    Plaintiff asserts in his second point on appeal that the trial court erred in excluding the deposition testimony of Michael Balek, the president of Mr. B's, because the testimony constituted admissions by a party-opponent and therefore was admissible. There are three requirements necessary to admit out-of-court statements as admissions of a party-opponent: 1) a conscious or voluntary acknowledgement by a party-opponent of the existence of certain facts; 2) the matter acknowledged must be relevant to the cause of the party offering the admission and; 3) the matter acknowledged must be unfavorable to, or inconsistent with, the position now taken by the party-opponent. United Services of America, Inc., v. Empire Bank of Springfield, 726 S.W.2d 439, 444 (Mo.App.1987); Around The World Importing v. Mercantile, 795 S.W.2d 85, 89 (Mo.App.1990).

    What is missing here is the third element. At trial, Plaintiff sought to admit certain portions of Mr. Balek's deposition testimony as admissions to prove an element of his action for failure to warn, specifically that Mr. B's knew or should have known of the dangers of diving into pools.

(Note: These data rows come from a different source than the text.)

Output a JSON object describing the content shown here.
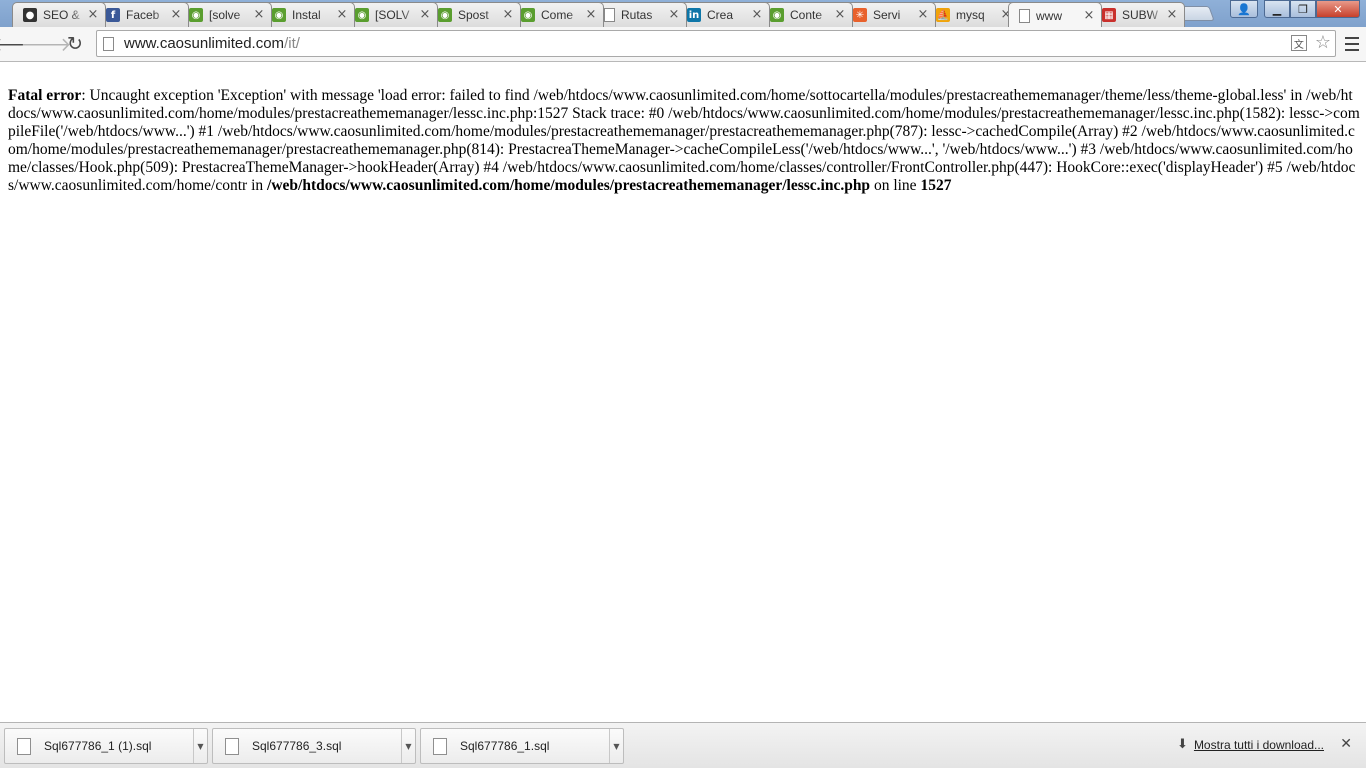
{
  "tabs": [
    {
      "title": "SEO &",
      "icon": "github-icon",
      "color": "#333333",
      "glyph": "●"
    },
    {
      "title": "Faceb",
      "icon": "facebook-icon",
      "color": "#3b5998",
      "glyph": "f"
    },
    {
      "title": "[solve",
      "icon": "prestashop-icon",
      "color": "#5a9e2f",
      "glyph": "◉"
    },
    {
      "title": "Instal",
      "icon": "prestashop-icon",
      "color": "#5a9e2f",
      "glyph": "◉"
    },
    {
      "title": "[SOLV",
      "icon": "prestashop-icon",
      "color": "#5a9e2f",
      "glyph": "◉"
    },
    {
      "title": "Spost",
      "icon": "prestashop-icon",
      "color": "#5a9e2f",
      "glyph": "◉"
    },
    {
      "title": "Come",
      "icon": "prestashop-icon",
      "color": "#5a9e2f",
      "glyph": "◉"
    },
    {
      "title": "Rutas",
      "icon": "page-icon",
      "color": "#bbbbbb",
      "glyph": ""
    },
    {
      "title": "Crea",
      "icon": "linkedin-icon",
      "color": "#0e76a8",
      "glyph": "in"
    },
    {
      "title": "Conte",
      "icon": "prestashop-icon",
      "color": "#5a9e2f",
      "glyph": "◉"
    },
    {
      "title": "Servi",
      "icon": "star-burst-icon",
      "color": "#e8612c",
      "glyph": "✳"
    },
    {
      "title": "mysq",
      "icon": "phpmyadmin-icon",
      "color": "#f0a30a",
      "glyph": "⛵"
    },
    {
      "title": "www",
      "icon": "page-icon",
      "color": "#bbbbbb",
      "glyph": "",
      "active": true
    },
    {
      "title": "SUBW",
      "icon": "subway-icon",
      "color": "#c9302c",
      "glyph": "▦"
    }
  ],
  "omnibox": {
    "url_host": "www.caosunlimited.com",
    "url_path": "/it/"
  },
  "error": {
    "label": "Fatal error",
    "message": ": Uncaught exception 'Exception' with message 'load error: failed to find /web/htdocs/www.caosunlimited.com/home/sottocartella/modules/prestacreathememanager/theme/less/theme-global.less' in /web/htdocs/www.caosunlimited.com/home/modules/prestacreathememanager/lessc.inc.php:1527 Stack trace: #0 /web/htdocs/www.caosunlimited.com/home/modules/prestacreathememanager/lessc.inc.php(1582): lessc->compileFile('/web/htdocs/www...') #1 /web/htdocs/www.caosunlimited.com/home/modules/prestacreathememanager/prestacreathememanager.php(787): lessc->cachedCompile(Array) #2 /web/htdocs/www.caosunlimited.com/home/modules/prestacreathememanager/prestacreathememanager.php(814): PrestacreaThemeManager->cacheCompileLess('/web/htdocs/www...', '/web/htdocs/www...') #3 /web/htdocs/www.caosunlimited.com/home/classes/Hook.php(509): PrestacreaThemeManager->hookHeader(Array) #4 /web/htdocs/www.caosunlimited.com/home/classes/controller/FrontController.php(447): HookCore::exec('displayHeader') #5 /web/htdocs/www.caosunlimited.com/home/contr in ",
    "file": "/web/htdocs/www.caosunlimited.com/home/modules/prestacreathememanager/lessc.inc.php",
    "on_line_text": " on line ",
    "line": "1527"
  },
  "downloads": [
    {
      "name": "Sql677786_1 (1).sql"
    },
    {
      "name": "Sql677786_3.sql"
    },
    {
      "name": "Sql677786_1.sql"
    }
  ],
  "download_shelf": {
    "show_all": "Mostra tutti i download..."
  }
}
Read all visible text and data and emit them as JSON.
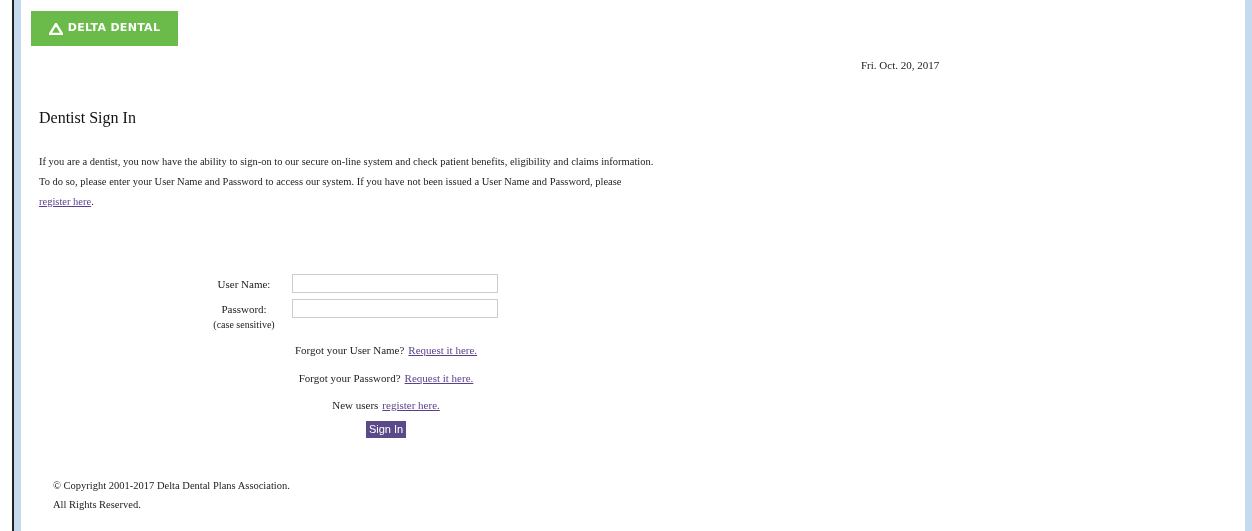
{
  "logo": {
    "text": "DELTA DENTAL"
  },
  "date": "Fri. Oct. 20, 2017",
  "heading": "Dentist Sign In",
  "intro": {
    "text": "If you are a dentist, you now have the ability to sign-on to our secure on-line system and check patient benefits, eligibility and claims information. To do so, please enter your User Name and Password to access our system. If you have not been issued a User Name and Password, please",
    "link": "register here",
    "end": "."
  },
  "fields": [
    {
      "label": "User Name:"
    },
    {
      "label": "Password:",
      "note": "(case sensitive)"
    }
  ],
  "help_lines": [
    {
      "text": "Forgot your User Name?",
      "link": "Request it here."
    },
    {
      "text": "Forgot your Password?",
      "link": "Request it here."
    },
    {
      "text": "New users",
      "link": "register here."
    }
  ],
  "sign_in_button": "Sign In",
  "footer": [
    "© Copyright 2001-2017 Delta Dental Plans Association.",
    "All Rights Reserved."
  ]
}
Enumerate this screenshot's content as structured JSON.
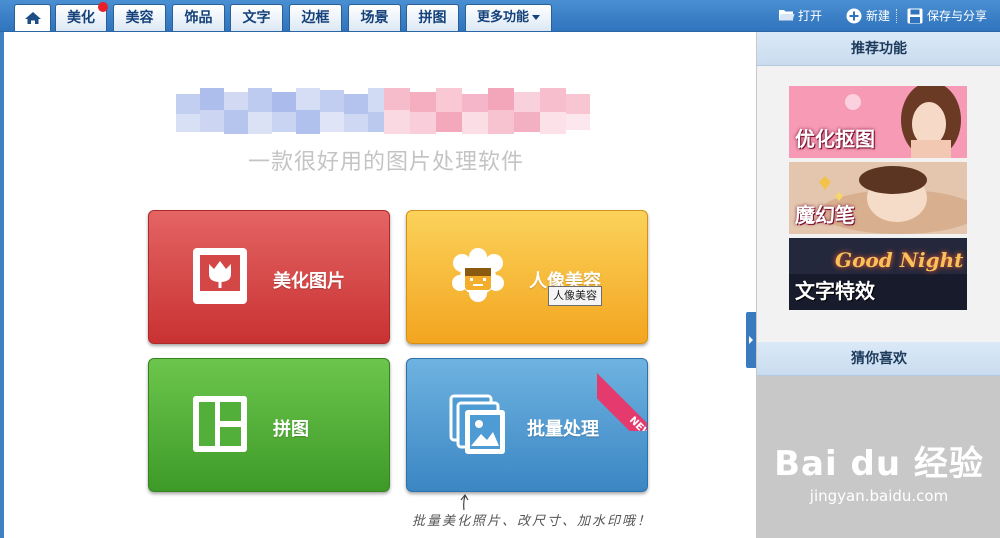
{
  "toolbar": {
    "tabs": [
      "美化",
      "美容",
      "饰品",
      "文字",
      "边框",
      "场景",
      "拼图",
      "更多功能"
    ],
    "open_label": "打开",
    "new_label": "新建",
    "save_label": "保存与分享"
  },
  "main": {
    "tagline": "一款很好用的图片处理软件",
    "cards": [
      {
        "label": "美化图片",
        "icon": "flower-picture-icon"
      },
      {
        "label": "人像美容",
        "icon": "face-icon"
      },
      {
        "label": "拼图",
        "icon": "collage-icon"
      },
      {
        "label": "批量处理",
        "icon": "photo-stack-icon"
      }
    ],
    "new_badge": "NEW",
    "tooltip": "人像美容",
    "batch_hint": "批量美化照片、改尺寸、加水印哦！"
  },
  "side": {
    "recommend_title": "推荐功能",
    "banners": [
      "优化抠图",
      "魔幻笔",
      "文字特效"
    ],
    "banner3_script": "Good Night",
    "guess_title": "猜你喜欢"
  },
  "watermark": {
    "logo": "Bai du 经验",
    "url": "jingyan.baidu.com"
  },
  "colors": {
    "toolbar_blue": "#3a7ec6",
    "card_red": "#d44747",
    "card_yellow": "#f7bd3a",
    "card_green": "#52b03a",
    "card_blue": "#4f9bd3",
    "badge_pink": "#e43a6e"
  }
}
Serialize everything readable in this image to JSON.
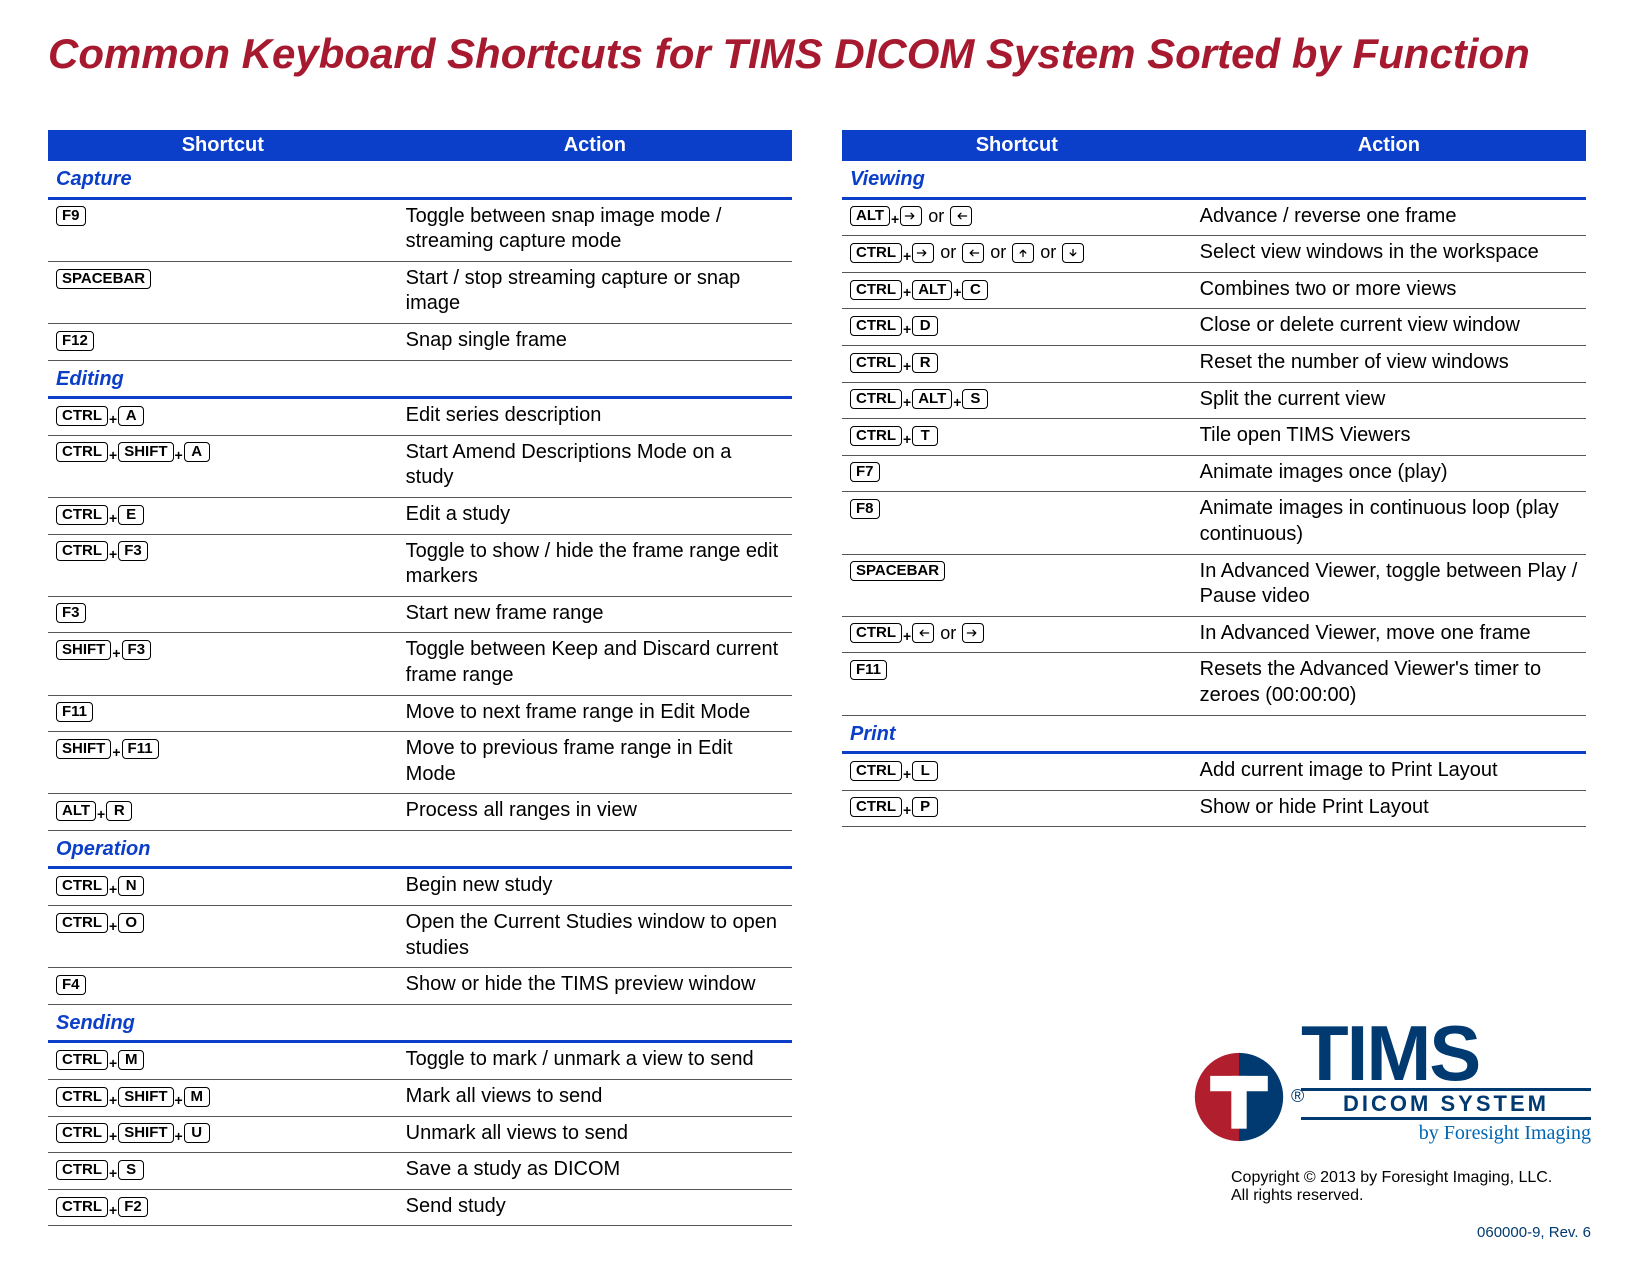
{
  "title": "Common Keyboard Shortcuts for TIMS DICOM System Sorted by Function",
  "headers": {
    "shortcut": "Shortcut",
    "action": "Action"
  },
  "left": [
    {
      "category": "Capture",
      "rows": [
        {
          "keys": [
            [
              "F9"
            ]
          ],
          "action": "Toggle between snap image mode / streaming capture mode"
        },
        {
          "keys": [
            [
              "SPACEBAR"
            ]
          ],
          "action": "Start / stop streaming capture or snap image"
        },
        {
          "keys": [
            [
              "F12"
            ]
          ],
          "action": "Snap single frame"
        }
      ]
    },
    {
      "category": "Editing",
      "rows": [
        {
          "keys": [
            [
              "CTRL",
              "A"
            ]
          ],
          "action": "Edit series description"
        },
        {
          "keys": [
            [
              "CTRL",
              "SHIFT",
              "A"
            ]
          ],
          "action": "Start Amend Descriptions Mode on a study"
        },
        {
          "keys": [
            [
              "CTRL",
              "E"
            ]
          ],
          "action": "Edit a study"
        },
        {
          "keys": [
            [
              "CTRL",
              "F3"
            ]
          ],
          "action": "Toggle to show / hide the frame range edit markers"
        },
        {
          "keys": [
            [
              "F3"
            ]
          ],
          "action": "Start new frame range"
        },
        {
          "keys": [
            [
              "SHIFT",
              "F3"
            ]
          ],
          "action": "Toggle between Keep and Discard current frame range"
        },
        {
          "keys": [
            [
              "F11"
            ]
          ],
          "action": "Move to next frame range in Edit Mode"
        },
        {
          "keys": [
            [
              "SHIFT",
              "F11"
            ]
          ],
          "action": "Move to previous frame range in Edit Mode"
        },
        {
          "keys": [
            [
              "ALT",
              "R"
            ]
          ],
          "action": "Process all ranges in view"
        }
      ]
    },
    {
      "category": "Operation",
      "rows": [
        {
          "keys": [
            [
              "CTRL",
              "N"
            ]
          ],
          "action": "Begin new study"
        },
        {
          "keys": [
            [
              "CTRL",
              "O"
            ]
          ],
          "action": "Open the Current Studies window to open studies"
        },
        {
          "keys": [
            [
              "F4"
            ]
          ],
          "action": "Show or hide the TIMS preview window"
        }
      ]
    },
    {
      "category": "Sending",
      "rows": [
        {
          "keys": [
            [
              "CTRL",
              "M"
            ]
          ],
          "action": "Toggle to mark / unmark a view to send"
        },
        {
          "keys": [
            [
              "CTRL",
              "SHIFT",
              "M"
            ]
          ],
          "action": "Mark all views to send"
        },
        {
          "keys": [
            [
              "CTRL",
              "SHIFT",
              "U"
            ]
          ],
          "action": "Unmark all views to send"
        },
        {
          "keys": [
            [
              "CTRL",
              "S"
            ]
          ],
          "action": "Save a study as DICOM"
        },
        {
          "keys": [
            [
              "CTRL",
              "F2"
            ]
          ],
          "action": "Send study"
        }
      ]
    }
  ],
  "right": [
    {
      "category": "Viewing",
      "rows": [
        {
          "keys": [
            [
              "ALT",
              "→"
            ],
            [
              "←"
            ]
          ],
          "sep": "or",
          "action": "Advance / reverse one frame"
        },
        {
          "keys": [
            [
              "CTRL",
              "→"
            ],
            [
              "←"
            ],
            [
              "↑"
            ],
            [
              "↓"
            ]
          ],
          "sep": "or",
          "action": "Select view windows in the workspace"
        },
        {
          "keys": [
            [
              "CTRL",
              "ALT",
              "C"
            ]
          ],
          "action": "Combines two or more views"
        },
        {
          "keys": [
            [
              "CTRL",
              "D"
            ]
          ],
          "action": "Close or delete current view window"
        },
        {
          "keys": [
            [
              "CTRL",
              "R"
            ]
          ],
          "action": "Reset the number of view windows"
        },
        {
          "keys": [
            [
              "CTRL",
              "ALT",
              "S"
            ]
          ],
          "action": "Split the current view"
        },
        {
          "keys": [
            [
              "CTRL",
              "T"
            ]
          ],
          "action": "Tile open TIMS Viewers"
        },
        {
          "keys": [
            [
              "F7"
            ]
          ],
          "action": "Animate images once (play)"
        },
        {
          "keys": [
            [
              "F8"
            ]
          ],
          "action": "Animate images in continuous loop (play continuous)"
        },
        {
          "keys": [
            [
              "SPACEBAR"
            ]
          ],
          "action": "In Advanced Viewer, toggle between Play / Pause video"
        },
        {
          "keys": [
            [
              "CTRL",
              "←"
            ],
            [
              "→"
            ]
          ],
          "sep": "or",
          "action": "In Advanced Viewer, move one frame"
        },
        {
          "keys": [
            [
              "F11"
            ]
          ],
          "action": "Resets the Advanced Viewer's timer to zeroes (00:00:00)"
        }
      ]
    },
    {
      "category": "Print",
      "rows": [
        {
          "keys": [
            [
              "CTRL",
              "L"
            ]
          ],
          "action": "Add current image to Print Layout"
        },
        {
          "keys": [
            [
              "CTRL",
              "P"
            ]
          ],
          "action": "Show or hide Print Layout"
        }
      ]
    }
  ],
  "logo": {
    "brand": "TIMS",
    "sub": "DICOM SYSTEM",
    "byline": "by Foresight Imaging",
    "registered": "®"
  },
  "copyright_line1": "Copyright © 2013 by Foresight Imaging, LLC.",
  "copyright_line2": "All rights reserved.",
  "docrev": "060000-9, Rev. 6"
}
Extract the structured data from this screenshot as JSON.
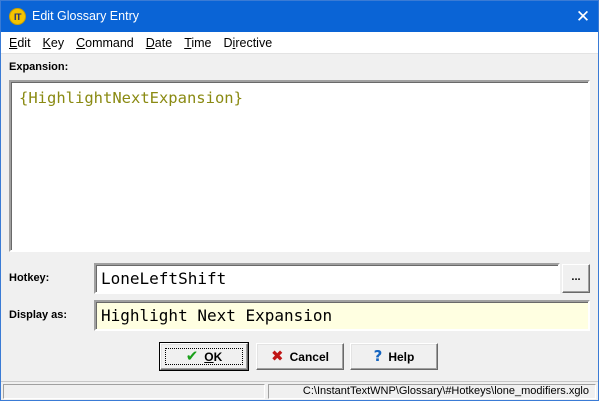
{
  "window": {
    "title": "Edit Glossary Entry",
    "app_icon_text": "IT",
    "close_glyph": "✕"
  },
  "menu": {
    "items": [
      {
        "label_prefix": "",
        "accel": "E",
        "label_rest": "dit"
      },
      {
        "label_prefix": "",
        "accel": "K",
        "label_rest": "ey"
      },
      {
        "label_prefix": "",
        "accel": "C",
        "label_rest": "ommand"
      },
      {
        "label_prefix": "",
        "accel": "D",
        "label_rest": "ate"
      },
      {
        "label_prefix": "",
        "accel": "T",
        "label_rest": "ime"
      },
      {
        "label_prefix": "D",
        "accel": "i",
        "label_rest": "rective"
      }
    ]
  },
  "expansion": {
    "label": "Expansion:",
    "value": "{HighlightNextExpansion}",
    "text_color": "#8a8a12"
  },
  "hotkey": {
    "label": "Hotkey:",
    "value": "LoneLeftShift",
    "browse_label": "..."
  },
  "display": {
    "label": "Display as:",
    "value": "Highlight Next Expansion",
    "background_color": "#ffffe1"
  },
  "buttons": {
    "ok": {
      "accel": "O",
      "rest": "K",
      "icon": "checkmark-icon"
    },
    "cancel": {
      "label": "Cancel",
      "icon": "x-mark-icon"
    },
    "help": {
      "label": "Help",
      "icon": "question-mark-icon"
    }
  },
  "status": {
    "left": "",
    "path": "C:\\InstantTextWNP\\Glossary\\#Hotkeys\\lone_modifiers.xglo"
  },
  "colors": {
    "titlebar": "#0a64d6",
    "accent": "#0a64d6"
  }
}
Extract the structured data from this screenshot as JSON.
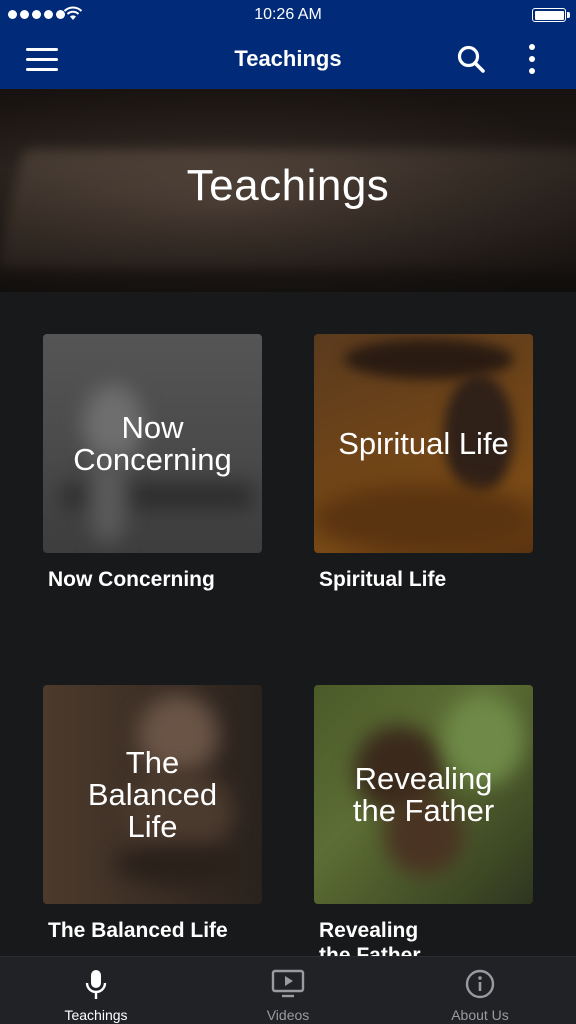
{
  "status_bar": {
    "time": "10:26 AM"
  },
  "nav": {
    "title": "Teachings"
  },
  "hero": {
    "title": "Teachings"
  },
  "cards": [
    {
      "overlay": "Now\nConcerning",
      "label": "Now Concerning"
    },
    {
      "overlay": "Spiritual Life",
      "label": "Spiritual Life"
    },
    {
      "overlay": "The\nBalanced\nLife",
      "label": "The Balanced Life"
    },
    {
      "overlay": "Revealing\nthe Father",
      "label": "Revealing\nthe Father"
    }
  ],
  "tabs": [
    {
      "label": "Teachings",
      "icon": "microphone-icon",
      "active": true
    },
    {
      "label": "Videos",
      "icon": "video-player-icon",
      "active": false
    },
    {
      "label": "About Us",
      "icon": "info-icon",
      "active": false
    }
  ],
  "colors": {
    "header": "#012a78",
    "background": "#18191b",
    "tab_bar": "#212226",
    "inactive_tab": "#9a9ba0"
  }
}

The deposition testimony offered was as follows:

    "Q Now, have you ever read any articles in any of those concerning diving in [above-ground] pools and whether it is or is not dangerous?

    A I've never read a study like that, no, sir.
    Q How about in-ground pools?
    A No, sir.
    Q Have you ever read any articles that discuss the dangers of diving in either in-ground or above-ground pools?
    A No, sir.
    Q Have you formed any judgments yourself as to whether or not it is safe or unsafe to dive in an above-ground pool, of any size?
    A No, sir.
    Q You don't know whether it is or whether it is not; am I correct on that?
    A Yes.
    Q Would it make any difference to you if you did have an above-ground pool that was seven foot deep, such as your Doughboy pool, or whether or not it was a Doughboy pool that was constantly four foot deep? Would that change your judgment any?
    A Absolutely not.
    Q None whatsoever?
    A None whatsoever.
    Q And you don't have any judgment at all as to whether or not it's safe to dive in a four foot pool or whether it's safe to dive in a seven foot deep pool?
    A No.
    Q I'm sorry. That question was unnecessary. You told me you had not ever performed a dive in an above-ground pool.
    And you have no judgment as to whether or not it can be safely done or not?
    A Yes, sir.
    Q Yes, sir, meaning I don't have a judgment?
    A I don't have a judgment.
    Q Okay. Thank you.
    Do you have any judgment at all as to what would constitute the minimum depth that you would want before you would dive in an above-ground pool?
    A No, I don't have any."

    None of the offered testimony tended to show that Mr. Balek knew or should have known of the dangers of diving into pools. *383 Rather, Mr. Balek's deposition testimony indicated that he did not know of the dangers. This is the opposite of what Plaintiff was trying to prove with the testimony. Mr. Balek's testimony was not unfavorable to, or inconsistent with, the position taken by Mr. B's and therefore was properly excluded.

    For the foregoing reasons, the judgment of the trial court is affirmed.

    CARL R. GAERTNER, P.J., and CRANE, J., concur.